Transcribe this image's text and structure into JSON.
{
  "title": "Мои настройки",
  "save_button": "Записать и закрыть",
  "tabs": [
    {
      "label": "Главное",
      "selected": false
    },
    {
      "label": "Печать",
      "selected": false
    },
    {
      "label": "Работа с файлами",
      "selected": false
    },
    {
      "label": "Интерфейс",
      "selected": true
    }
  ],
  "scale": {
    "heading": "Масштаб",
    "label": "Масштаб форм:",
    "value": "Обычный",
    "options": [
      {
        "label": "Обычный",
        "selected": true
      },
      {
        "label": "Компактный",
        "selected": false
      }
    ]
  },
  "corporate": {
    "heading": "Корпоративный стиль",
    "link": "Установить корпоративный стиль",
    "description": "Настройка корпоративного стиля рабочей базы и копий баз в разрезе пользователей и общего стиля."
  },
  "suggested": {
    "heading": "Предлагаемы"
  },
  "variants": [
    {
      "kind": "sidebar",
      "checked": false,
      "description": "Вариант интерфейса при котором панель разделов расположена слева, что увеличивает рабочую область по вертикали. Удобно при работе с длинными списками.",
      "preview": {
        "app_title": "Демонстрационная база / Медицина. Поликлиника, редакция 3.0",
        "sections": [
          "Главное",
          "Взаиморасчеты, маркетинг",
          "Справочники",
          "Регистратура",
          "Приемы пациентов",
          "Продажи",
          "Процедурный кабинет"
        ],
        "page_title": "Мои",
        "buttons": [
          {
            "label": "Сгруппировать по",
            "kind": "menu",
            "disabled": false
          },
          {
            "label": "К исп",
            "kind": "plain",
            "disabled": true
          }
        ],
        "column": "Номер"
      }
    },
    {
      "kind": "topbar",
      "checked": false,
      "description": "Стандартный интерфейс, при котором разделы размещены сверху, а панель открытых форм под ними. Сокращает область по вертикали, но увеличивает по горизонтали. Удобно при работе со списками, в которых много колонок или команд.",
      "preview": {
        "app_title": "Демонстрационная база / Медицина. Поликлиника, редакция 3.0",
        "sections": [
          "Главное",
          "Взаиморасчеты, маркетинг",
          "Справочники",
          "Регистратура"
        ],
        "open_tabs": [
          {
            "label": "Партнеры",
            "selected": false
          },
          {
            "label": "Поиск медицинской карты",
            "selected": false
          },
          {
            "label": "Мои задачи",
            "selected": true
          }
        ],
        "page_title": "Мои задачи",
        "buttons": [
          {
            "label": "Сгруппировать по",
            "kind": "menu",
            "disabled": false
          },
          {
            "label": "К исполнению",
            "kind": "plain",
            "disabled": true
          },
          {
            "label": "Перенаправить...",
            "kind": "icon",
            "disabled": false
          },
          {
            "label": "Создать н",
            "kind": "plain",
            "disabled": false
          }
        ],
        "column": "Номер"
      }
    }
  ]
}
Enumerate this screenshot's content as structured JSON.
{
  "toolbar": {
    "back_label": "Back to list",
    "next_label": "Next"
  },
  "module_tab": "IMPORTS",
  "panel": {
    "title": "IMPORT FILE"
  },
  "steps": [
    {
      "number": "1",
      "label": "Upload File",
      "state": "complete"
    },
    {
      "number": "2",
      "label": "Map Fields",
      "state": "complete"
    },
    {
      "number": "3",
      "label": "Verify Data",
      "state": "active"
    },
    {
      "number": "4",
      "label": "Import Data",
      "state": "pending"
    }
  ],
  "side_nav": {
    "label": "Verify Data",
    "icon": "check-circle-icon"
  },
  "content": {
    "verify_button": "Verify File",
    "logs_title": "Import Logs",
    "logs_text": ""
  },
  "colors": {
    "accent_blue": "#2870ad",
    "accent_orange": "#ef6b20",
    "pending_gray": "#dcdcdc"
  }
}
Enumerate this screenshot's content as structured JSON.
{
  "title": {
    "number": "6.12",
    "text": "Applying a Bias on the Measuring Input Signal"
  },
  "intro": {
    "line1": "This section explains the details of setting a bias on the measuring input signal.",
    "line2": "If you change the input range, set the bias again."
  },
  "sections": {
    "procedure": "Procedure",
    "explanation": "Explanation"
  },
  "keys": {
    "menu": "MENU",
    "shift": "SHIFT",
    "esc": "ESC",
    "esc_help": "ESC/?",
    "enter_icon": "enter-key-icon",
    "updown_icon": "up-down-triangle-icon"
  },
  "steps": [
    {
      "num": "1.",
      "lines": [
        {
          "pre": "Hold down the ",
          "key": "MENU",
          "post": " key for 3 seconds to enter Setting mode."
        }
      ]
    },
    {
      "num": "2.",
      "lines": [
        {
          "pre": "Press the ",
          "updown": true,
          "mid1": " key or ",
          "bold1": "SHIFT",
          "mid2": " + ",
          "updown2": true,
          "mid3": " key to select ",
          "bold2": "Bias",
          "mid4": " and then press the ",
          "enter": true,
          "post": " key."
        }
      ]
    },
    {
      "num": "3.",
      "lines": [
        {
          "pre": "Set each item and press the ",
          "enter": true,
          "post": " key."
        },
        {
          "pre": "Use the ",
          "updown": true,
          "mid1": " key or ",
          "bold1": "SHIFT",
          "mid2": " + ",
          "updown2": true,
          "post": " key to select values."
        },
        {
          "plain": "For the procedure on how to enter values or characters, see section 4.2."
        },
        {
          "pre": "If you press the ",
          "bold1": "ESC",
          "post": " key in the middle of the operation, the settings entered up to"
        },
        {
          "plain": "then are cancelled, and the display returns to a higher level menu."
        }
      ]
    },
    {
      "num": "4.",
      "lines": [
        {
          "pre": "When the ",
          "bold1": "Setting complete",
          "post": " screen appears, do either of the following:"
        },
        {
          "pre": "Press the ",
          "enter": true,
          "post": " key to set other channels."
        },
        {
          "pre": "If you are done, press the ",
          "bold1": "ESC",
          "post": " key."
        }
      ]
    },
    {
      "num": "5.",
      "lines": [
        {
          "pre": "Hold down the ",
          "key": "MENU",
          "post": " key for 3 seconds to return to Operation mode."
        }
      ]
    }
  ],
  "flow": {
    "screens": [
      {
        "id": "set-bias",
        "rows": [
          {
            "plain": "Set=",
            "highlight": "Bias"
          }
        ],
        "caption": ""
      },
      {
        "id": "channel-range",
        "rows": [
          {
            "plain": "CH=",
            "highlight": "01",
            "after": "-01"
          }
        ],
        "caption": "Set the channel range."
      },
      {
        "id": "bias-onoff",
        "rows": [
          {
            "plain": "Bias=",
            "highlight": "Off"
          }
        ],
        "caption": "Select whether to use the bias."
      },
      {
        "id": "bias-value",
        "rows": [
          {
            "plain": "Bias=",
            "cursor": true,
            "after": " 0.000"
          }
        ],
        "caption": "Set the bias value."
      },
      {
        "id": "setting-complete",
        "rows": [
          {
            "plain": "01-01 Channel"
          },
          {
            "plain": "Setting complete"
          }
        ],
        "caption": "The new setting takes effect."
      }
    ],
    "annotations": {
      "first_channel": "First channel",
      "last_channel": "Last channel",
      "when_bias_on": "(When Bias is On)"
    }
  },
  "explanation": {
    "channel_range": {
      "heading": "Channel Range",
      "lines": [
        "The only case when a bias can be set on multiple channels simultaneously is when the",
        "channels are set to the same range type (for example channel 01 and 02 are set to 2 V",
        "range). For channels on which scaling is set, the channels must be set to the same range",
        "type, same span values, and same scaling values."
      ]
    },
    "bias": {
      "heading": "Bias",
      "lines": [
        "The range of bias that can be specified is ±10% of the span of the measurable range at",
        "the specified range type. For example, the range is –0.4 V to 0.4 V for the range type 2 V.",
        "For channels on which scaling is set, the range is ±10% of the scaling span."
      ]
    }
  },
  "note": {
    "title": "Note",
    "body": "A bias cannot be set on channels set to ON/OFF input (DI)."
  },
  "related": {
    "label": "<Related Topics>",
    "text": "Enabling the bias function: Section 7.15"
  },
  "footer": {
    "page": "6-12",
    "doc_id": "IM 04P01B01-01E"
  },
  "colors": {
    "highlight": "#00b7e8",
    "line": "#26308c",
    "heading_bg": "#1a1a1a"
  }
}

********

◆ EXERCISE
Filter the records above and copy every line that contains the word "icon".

◆ OUTPUT OF THE TASK
            "kind": "icon",
    "icon": "check-circle-icon"
    "enter_icon": "enter-key-icon",
    "updown_icon": "up-down-triangle-icon"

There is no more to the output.